**THE PROBLEM:** Your answer should be each line of the entries that contains the word "this", copied in full.

[Start of Attachment]

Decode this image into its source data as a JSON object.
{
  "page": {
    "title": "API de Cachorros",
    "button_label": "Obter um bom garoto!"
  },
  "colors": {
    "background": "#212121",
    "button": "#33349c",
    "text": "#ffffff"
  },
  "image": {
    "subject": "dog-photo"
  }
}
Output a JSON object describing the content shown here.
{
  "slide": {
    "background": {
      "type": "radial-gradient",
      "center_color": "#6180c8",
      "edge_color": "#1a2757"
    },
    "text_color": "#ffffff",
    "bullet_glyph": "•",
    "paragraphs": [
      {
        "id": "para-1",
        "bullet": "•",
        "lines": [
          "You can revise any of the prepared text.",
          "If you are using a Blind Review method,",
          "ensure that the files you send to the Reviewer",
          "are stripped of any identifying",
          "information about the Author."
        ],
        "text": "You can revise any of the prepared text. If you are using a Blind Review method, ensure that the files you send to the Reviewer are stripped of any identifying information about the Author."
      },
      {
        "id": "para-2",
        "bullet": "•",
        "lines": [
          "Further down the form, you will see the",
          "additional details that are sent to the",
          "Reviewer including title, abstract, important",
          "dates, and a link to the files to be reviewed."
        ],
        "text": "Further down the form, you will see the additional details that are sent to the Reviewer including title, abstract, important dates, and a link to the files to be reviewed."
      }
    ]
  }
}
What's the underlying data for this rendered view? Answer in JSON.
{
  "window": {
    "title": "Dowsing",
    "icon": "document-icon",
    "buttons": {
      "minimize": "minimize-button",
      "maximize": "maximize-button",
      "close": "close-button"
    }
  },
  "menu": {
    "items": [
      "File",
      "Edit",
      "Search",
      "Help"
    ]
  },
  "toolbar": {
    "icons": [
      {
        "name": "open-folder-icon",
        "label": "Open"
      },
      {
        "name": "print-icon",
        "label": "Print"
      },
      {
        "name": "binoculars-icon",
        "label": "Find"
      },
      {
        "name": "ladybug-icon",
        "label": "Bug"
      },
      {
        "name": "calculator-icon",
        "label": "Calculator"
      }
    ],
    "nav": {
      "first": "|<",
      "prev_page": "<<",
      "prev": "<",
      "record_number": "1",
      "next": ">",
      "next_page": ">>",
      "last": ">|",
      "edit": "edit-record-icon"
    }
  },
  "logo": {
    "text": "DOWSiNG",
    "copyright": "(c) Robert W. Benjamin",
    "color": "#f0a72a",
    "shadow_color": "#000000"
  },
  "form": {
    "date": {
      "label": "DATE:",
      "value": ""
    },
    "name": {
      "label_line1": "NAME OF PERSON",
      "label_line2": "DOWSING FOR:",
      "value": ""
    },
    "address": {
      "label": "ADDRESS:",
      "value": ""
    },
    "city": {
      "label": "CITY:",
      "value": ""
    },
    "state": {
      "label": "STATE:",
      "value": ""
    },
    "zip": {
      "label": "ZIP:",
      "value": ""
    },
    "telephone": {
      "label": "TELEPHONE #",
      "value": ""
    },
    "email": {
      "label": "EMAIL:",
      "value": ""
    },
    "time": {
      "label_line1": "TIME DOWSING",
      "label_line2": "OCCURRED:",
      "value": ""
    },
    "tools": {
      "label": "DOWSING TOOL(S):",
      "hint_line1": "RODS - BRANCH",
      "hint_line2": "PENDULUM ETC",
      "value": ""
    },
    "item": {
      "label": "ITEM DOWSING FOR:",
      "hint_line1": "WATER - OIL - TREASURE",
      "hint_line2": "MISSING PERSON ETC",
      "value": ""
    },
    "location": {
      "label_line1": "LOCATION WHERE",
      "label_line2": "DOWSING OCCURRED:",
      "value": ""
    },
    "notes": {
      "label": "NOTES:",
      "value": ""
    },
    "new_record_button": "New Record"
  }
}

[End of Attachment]
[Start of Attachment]

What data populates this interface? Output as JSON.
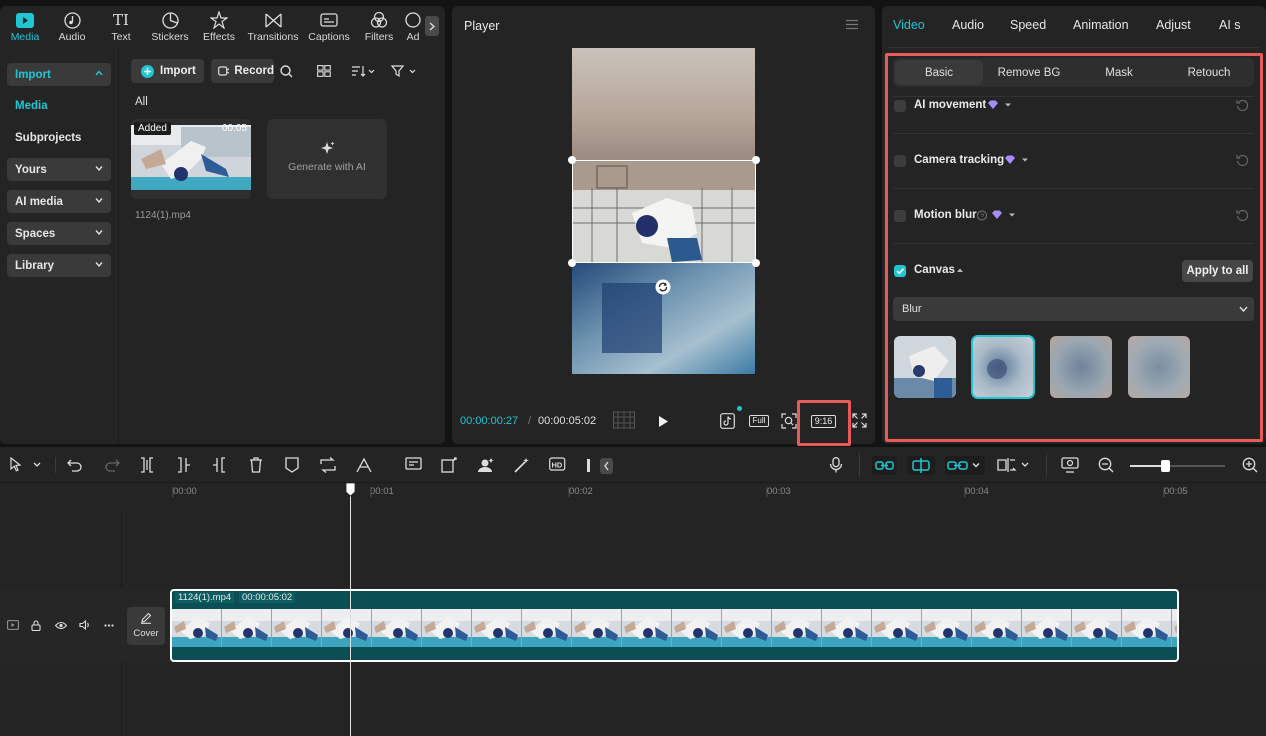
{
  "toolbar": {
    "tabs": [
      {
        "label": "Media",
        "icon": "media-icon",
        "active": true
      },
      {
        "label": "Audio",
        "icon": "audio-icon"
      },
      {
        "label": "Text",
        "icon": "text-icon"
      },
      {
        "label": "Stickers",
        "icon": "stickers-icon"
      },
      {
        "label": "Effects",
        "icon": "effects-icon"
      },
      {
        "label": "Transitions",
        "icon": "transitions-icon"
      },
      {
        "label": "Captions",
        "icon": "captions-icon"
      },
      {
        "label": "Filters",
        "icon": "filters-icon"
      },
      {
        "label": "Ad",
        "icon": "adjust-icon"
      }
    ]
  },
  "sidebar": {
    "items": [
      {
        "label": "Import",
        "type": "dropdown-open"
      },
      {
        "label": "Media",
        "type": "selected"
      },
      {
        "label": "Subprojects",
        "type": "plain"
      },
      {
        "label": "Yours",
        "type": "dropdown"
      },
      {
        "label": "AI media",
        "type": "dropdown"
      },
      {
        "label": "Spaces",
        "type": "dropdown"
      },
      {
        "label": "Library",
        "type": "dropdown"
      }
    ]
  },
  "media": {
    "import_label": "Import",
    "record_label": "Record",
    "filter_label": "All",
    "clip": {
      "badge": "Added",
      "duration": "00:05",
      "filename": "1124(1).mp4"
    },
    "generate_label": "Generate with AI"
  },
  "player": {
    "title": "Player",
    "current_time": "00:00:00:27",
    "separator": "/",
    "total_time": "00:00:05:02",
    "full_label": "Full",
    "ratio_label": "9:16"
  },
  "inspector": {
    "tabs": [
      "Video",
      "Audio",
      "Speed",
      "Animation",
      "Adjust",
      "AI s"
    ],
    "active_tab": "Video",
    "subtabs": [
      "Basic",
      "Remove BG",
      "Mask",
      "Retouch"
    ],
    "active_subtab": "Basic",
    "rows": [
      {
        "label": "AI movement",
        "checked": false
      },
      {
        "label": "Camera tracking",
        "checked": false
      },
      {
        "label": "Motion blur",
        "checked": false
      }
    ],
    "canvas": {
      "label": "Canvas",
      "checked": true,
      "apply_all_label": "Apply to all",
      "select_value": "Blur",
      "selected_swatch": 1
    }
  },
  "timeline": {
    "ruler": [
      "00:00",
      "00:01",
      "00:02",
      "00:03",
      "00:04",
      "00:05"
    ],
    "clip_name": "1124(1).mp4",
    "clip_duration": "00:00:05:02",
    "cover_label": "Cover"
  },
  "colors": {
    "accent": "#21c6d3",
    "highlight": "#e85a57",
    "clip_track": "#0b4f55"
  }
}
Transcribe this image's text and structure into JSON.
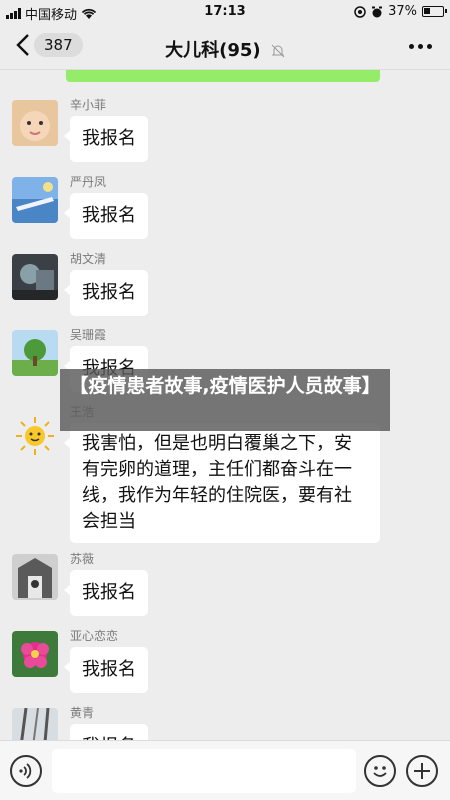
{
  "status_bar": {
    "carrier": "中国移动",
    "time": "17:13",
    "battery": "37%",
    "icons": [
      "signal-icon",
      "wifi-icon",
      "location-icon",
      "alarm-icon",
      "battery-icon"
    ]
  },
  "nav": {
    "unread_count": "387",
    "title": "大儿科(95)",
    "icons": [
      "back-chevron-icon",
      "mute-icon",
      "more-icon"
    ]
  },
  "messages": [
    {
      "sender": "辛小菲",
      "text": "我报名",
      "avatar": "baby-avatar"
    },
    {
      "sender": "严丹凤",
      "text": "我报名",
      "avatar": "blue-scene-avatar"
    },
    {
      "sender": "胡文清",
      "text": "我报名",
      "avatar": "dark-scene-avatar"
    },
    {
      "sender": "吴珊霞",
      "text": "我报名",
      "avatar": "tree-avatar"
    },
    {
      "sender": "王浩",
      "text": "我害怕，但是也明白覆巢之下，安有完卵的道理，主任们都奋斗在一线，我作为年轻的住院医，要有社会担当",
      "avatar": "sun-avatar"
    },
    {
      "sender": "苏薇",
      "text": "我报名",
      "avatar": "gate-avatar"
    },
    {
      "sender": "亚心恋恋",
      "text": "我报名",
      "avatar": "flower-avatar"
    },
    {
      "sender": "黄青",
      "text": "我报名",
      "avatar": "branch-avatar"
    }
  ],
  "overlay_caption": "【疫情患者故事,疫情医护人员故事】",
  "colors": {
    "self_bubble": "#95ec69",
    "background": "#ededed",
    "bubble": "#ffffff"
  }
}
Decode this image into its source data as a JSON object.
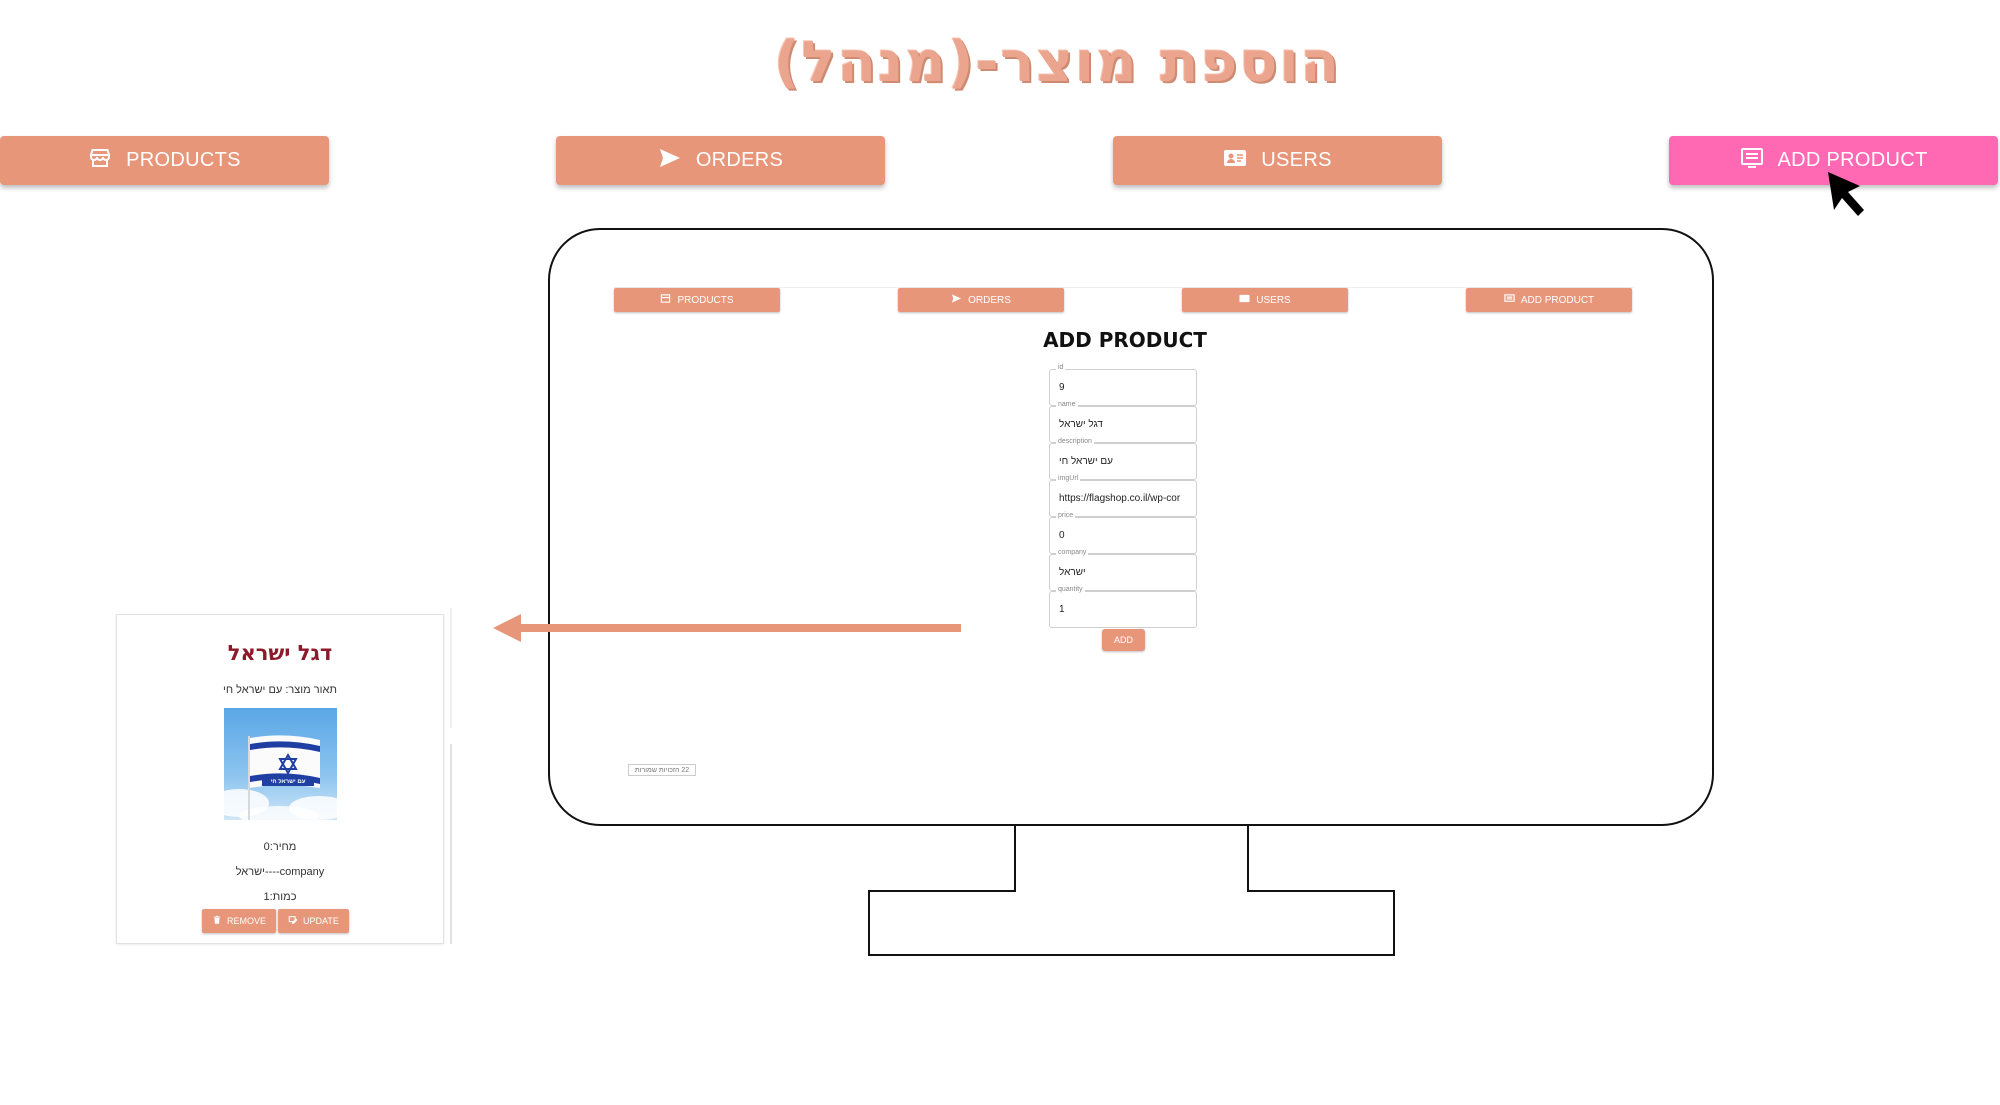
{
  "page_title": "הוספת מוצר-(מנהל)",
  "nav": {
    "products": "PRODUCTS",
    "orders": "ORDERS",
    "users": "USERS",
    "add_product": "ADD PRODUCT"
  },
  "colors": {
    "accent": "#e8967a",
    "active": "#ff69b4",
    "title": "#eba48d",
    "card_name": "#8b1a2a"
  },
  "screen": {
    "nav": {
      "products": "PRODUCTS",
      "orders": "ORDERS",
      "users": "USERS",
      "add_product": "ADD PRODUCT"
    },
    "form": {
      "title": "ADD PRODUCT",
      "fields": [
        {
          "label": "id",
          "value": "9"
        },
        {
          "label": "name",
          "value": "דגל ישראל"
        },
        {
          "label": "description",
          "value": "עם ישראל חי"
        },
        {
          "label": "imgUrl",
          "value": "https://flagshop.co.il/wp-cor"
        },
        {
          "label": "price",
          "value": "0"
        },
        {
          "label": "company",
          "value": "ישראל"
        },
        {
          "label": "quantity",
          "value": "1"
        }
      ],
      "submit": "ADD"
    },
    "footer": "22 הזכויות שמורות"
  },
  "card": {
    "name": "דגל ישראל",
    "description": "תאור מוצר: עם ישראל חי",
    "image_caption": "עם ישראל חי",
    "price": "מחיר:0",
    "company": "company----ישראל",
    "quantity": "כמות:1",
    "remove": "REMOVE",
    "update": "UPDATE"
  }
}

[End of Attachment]

**TASK RESPONSE:**
Decode this image into its source data as a JSON object.
What's the underlying data for this rendered view? Answer in JSON.
What data populates this interface? Output as JSON.
Transcribe this image's text and structure into JSON.
Decode this image into its source data as a JSON object.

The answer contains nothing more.